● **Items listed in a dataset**
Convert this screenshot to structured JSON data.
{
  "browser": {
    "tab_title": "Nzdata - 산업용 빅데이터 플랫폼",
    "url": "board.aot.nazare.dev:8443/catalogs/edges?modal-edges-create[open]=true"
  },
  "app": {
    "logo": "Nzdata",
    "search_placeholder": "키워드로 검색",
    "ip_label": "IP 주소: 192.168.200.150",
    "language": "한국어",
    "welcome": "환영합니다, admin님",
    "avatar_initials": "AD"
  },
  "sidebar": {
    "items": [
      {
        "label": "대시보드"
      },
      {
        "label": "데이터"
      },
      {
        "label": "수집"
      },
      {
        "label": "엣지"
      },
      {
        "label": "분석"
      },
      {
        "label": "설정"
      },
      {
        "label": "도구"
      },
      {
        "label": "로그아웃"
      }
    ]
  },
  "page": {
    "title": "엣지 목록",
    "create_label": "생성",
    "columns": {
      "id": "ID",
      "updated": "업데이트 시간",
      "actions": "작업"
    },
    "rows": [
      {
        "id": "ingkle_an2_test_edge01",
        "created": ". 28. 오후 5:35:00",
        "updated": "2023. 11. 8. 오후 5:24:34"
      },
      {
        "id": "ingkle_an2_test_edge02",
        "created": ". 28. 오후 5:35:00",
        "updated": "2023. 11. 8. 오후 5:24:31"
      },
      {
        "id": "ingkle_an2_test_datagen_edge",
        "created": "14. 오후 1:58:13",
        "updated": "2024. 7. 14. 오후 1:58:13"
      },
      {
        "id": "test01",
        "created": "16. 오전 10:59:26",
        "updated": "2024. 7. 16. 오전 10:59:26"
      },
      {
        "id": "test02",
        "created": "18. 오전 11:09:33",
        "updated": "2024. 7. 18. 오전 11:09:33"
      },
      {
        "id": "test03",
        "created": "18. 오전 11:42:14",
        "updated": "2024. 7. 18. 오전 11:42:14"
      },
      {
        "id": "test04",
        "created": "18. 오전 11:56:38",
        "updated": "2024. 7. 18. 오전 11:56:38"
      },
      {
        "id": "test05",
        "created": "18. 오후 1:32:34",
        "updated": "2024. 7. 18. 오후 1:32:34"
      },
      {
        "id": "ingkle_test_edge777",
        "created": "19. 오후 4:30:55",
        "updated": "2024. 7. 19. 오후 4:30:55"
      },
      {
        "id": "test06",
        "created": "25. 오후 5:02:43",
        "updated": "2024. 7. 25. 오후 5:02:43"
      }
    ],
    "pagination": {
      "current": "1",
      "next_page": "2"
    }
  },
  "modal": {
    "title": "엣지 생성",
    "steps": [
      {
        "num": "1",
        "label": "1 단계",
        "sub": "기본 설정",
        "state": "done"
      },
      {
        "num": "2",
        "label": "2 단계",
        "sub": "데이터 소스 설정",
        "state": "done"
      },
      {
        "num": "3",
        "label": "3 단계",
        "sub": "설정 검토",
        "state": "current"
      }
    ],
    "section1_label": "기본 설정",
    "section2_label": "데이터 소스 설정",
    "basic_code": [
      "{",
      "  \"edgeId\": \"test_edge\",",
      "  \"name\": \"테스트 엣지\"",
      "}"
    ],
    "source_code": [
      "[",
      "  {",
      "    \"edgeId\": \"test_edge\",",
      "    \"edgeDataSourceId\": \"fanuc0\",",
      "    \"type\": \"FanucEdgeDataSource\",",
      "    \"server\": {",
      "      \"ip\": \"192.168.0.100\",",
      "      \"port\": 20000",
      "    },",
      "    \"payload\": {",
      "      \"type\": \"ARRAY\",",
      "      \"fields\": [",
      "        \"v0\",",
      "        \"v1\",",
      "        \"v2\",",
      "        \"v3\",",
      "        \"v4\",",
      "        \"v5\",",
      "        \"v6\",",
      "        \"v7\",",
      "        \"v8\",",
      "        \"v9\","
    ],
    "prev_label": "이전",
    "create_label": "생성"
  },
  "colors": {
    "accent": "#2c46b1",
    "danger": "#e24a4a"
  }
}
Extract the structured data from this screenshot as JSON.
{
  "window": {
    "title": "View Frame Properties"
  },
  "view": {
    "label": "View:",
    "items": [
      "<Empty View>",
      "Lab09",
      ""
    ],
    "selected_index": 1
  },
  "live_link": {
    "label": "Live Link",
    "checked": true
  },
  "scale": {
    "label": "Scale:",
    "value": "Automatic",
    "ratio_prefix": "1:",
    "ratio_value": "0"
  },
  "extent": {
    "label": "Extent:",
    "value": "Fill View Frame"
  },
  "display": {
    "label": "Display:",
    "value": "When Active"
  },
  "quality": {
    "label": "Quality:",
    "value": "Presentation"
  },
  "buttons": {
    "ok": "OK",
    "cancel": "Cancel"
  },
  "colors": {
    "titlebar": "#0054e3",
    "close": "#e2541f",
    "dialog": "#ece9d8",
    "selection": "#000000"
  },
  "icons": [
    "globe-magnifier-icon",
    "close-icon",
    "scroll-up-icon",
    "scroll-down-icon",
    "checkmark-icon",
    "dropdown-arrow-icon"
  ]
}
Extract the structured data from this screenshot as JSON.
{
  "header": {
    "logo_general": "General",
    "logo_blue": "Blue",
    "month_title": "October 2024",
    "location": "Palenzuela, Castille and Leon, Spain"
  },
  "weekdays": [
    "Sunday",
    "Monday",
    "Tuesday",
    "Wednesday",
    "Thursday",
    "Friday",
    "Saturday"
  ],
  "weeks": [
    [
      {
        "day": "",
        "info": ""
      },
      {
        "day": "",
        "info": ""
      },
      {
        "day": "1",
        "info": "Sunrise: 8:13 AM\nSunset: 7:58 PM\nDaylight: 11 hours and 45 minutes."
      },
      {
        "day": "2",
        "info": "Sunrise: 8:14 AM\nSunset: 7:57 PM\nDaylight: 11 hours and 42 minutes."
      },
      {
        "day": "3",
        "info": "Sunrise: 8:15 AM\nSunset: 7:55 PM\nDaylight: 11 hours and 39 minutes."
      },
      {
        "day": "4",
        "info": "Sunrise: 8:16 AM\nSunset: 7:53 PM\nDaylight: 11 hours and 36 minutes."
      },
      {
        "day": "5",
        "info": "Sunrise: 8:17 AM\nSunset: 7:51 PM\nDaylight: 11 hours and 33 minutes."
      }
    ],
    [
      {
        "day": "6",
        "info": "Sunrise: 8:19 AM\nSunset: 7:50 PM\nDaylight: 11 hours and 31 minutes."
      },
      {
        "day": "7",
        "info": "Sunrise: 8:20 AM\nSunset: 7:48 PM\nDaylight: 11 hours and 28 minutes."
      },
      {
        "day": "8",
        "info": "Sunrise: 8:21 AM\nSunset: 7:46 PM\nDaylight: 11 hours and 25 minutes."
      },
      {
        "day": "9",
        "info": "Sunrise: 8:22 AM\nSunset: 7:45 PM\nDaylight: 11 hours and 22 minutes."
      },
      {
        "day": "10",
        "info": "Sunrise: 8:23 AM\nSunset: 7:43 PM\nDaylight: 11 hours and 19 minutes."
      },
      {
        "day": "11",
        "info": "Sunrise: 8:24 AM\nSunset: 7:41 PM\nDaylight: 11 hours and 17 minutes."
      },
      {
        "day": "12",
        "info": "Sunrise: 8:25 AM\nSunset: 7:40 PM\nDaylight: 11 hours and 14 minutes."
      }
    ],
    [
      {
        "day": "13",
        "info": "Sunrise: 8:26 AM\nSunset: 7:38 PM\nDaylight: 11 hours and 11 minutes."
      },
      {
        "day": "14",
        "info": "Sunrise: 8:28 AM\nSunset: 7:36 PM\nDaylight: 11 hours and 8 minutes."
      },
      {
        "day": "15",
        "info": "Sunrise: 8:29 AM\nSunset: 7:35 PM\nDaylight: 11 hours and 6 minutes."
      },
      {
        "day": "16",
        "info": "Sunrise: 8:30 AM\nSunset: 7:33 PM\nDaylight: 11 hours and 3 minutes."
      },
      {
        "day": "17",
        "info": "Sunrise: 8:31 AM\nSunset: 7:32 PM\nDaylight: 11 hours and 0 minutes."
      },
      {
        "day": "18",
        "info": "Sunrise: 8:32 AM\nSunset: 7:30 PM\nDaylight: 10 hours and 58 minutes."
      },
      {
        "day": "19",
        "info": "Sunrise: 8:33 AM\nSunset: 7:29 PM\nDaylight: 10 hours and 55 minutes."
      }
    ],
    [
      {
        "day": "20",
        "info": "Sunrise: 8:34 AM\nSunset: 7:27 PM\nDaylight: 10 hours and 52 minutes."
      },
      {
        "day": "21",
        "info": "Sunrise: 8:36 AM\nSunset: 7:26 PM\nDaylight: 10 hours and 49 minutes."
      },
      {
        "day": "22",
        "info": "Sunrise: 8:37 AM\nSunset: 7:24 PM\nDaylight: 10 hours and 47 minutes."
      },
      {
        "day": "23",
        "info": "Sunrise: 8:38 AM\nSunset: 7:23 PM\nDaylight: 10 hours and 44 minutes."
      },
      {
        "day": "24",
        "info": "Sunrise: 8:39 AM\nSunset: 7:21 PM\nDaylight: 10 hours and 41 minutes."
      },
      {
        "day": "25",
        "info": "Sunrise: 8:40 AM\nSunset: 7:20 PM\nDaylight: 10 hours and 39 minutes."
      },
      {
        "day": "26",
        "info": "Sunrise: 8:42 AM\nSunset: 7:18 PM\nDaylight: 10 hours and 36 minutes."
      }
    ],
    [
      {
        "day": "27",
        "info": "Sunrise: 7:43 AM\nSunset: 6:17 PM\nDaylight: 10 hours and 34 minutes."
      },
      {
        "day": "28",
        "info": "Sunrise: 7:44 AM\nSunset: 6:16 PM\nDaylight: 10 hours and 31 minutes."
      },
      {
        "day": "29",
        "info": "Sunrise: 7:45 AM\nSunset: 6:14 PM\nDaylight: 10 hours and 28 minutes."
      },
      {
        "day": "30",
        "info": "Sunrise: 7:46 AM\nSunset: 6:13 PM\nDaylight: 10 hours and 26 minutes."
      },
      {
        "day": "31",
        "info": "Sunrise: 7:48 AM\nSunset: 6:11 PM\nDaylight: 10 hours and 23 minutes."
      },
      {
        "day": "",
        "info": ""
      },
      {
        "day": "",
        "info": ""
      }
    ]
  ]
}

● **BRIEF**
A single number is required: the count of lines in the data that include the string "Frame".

● **REPLY**
2